- Brief: The word to look for is "Method". Report every line of the entries below that has it.
————————
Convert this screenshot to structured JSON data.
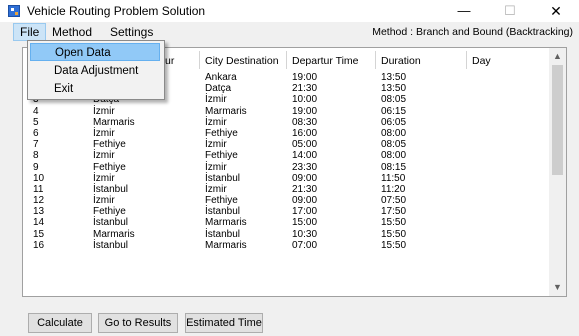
{
  "window": {
    "title": "Vehicle Routing Problem Solution",
    "minimize_glyph": "—",
    "maximize_glyph": "☐",
    "close_glyph": "✕",
    "app_icon": "grid-app-icon"
  },
  "menu": {
    "file": "File",
    "method": "Method",
    "settings": "Settings",
    "status": "Method : Branch and Bound (Backtracking)"
  },
  "file_menu": {
    "open_data": "Open Data",
    "data_adjustment": "Data Adjustment",
    "exit": "Exit"
  },
  "grid": {
    "headers": {
      "source_fragment": "ur",
      "destination": "City Destination",
      "departure": "Departur Time",
      "duration": "Duration",
      "day": "Day"
    },
    "rows": [
      {
        "idx": "",
        "src": "",
        "dst": "Ankara",
        "dep": "19:00",
        "dur": "13:50",
        "day": ""
      },
      {
        "idx": "",
        "src": "",
        "dst": "Datça",
        "dep": "21:30",
        "dur": "13:50",
        "day": ""
      },
      {
        "idx": "3",
        "src": "Datça",
        "dst": "İzmir",
        "dep": "10:00",
        "dur": "08:05",
        "day": ""
      },
      {
        "idx": "4",
        "src": "İzmir",
        "dst": "Marmaris",
        "dep": "19:00",
        "dur": "06:15",
        "day": ""
      },
      {
        "idx": "5",
        "src": "Marmaris",
        "dst": "İzmir",
        "dep": "08:30",
        "dur": "06:05",
        "day": ""
      },
      {
        "idx": "6",
        "src": "İzmir",
        "dst": "Fethiye",
        "dep": "16:00",
        "dur": "08:00",
        "day": ""
      },
      {
        "idx": "7",
        "src": "Fethiye",
        "dst": "İzmir",
        "dep": "05:00",
        "dur": "08:05",
        "day": ""
      },
      {
        "idx": "8",
        "src": "İzmir",
        "dst": "Fethiye",
        "dep": "14:00",
        "dur": "08:00",
        "day": ""
      },
      {
        "idx": "9",
        "src": "Fethiye",
        "dst": "İzmir",
        "dep": "23:30",
        "dur": "08:15",
        "day": ""
      },
      {
        "idx": "10",
        "src": "İzmir",
        "dst": "İstanbul",
        "dep": "09:00",
        "dur": "11:50",
        "day": ""
      },
      {
        "idx": "11",
        "src": "İstanbul",
        "dst": "İzmir",
        "dep": "21:30",
        "dur": "11:20",
        "day": ""
      },
      {
        "idx": "12",
        "src": "İzmir",
        "dst": "Fethiye",
        "dep": "09:00",
        "dur": "07:50",
        "day": ""
      },
      {
        "idx": "13",
        "src": "Fethiye",
        "dst": "İstanbul",
        "dep": "17:00",
        "dur": "17:50",
        "day": ""
      },
      {
        "idx": "14",
        "src": "İstanbul",
        "dst": "Marmaris",
        "dep": "15:00",
        "dur": "15:50",
        "day": ""
      },
      {
        "idx": "15",
        "src": "Marmaris",
        "dst": "İstanbul",
        "dep": "10:30",
        "dur": "15:50",
        "day": ""
      },
      {
        "idx": "16",
        "src": "İstanbul",
        "dst": "Marmaris",
        "dep": "07:00",
        "dur": "15:50",
        "day": ""
      }
    ],
    "scroll_up_glyph": "▲",
    "scroll_down_glyph": "▼"
  },
  "buttons": {
    "calculate": "Calculate",
    "go_to_results": "Go to Results",
    "estimated_time": "Estimated Time"
  }
}
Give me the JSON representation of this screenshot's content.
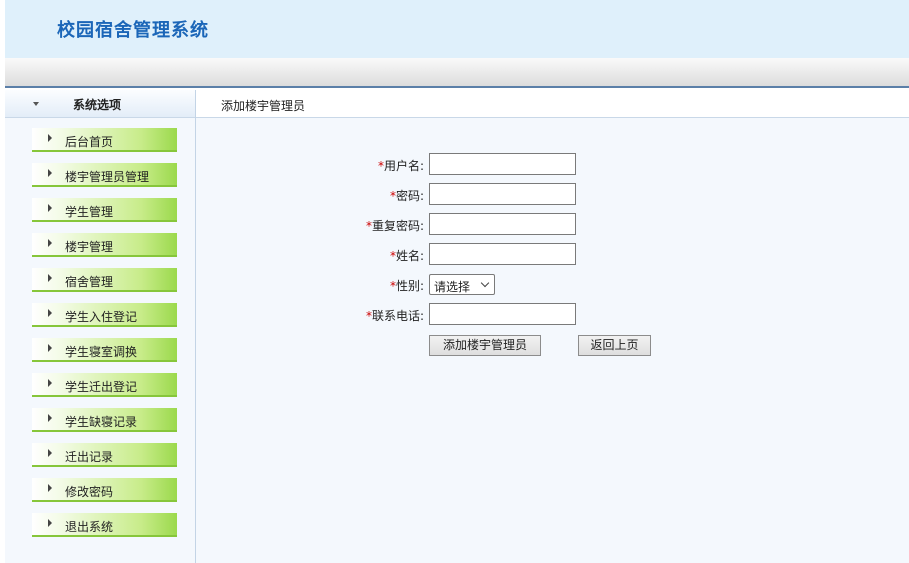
{
  "app": {
    "title": "校园宿舍管理系统"
  },
  "sidebar": {
    "header": "系统选项",
    "items": [
      {
        "label": "后台首页"
      },
      {
        "label": "楼宇管理员管理"
      },
      {
        "label": "学生管理"
      },
      {
        "label": "楼宇管理"
      },
      {
        "label": "宿舍管理"
      },
      {
        "label": "学生入住登记"
      },
      {
        "label": "学生寝室调换"
      },
      {
        "label": "学生迁出登记"
      },
      {
        "label": "学生缺寝记录"
      },
      {
        "label": "迁出记录"
      },
      {
        "label": "修改密码"
      },
      {
        "label": "退出系统"
      }
    ]
  },
  "main": {
    "breadcrumb": "添加楼宇管理员",
    "required_mark": "*",
    "form": {
      "username_label": "用户名:",
      "password_label": "密码:",
      "confirm_password_label": "重复密码:",
      "name_label": "姓名:",
      "gender_label": "性别:",
      "gender_selected": "请选择",
      "phone_label": "联系电话:"
    },
    "buttons": {
      "submit": "添加楼宇管理员",
      "back": "返回上页"
    }
  },
  "colors": {
    "title": "#1b66b8",
    "header_bg": "#dff0fb",
    "menu_green": "#9bd94c",
    "required": "#cc0000"
  }
}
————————
- Exercise answer:
    "method": "Method",
    "status": "Method : Branch and Bound (Backtracking)"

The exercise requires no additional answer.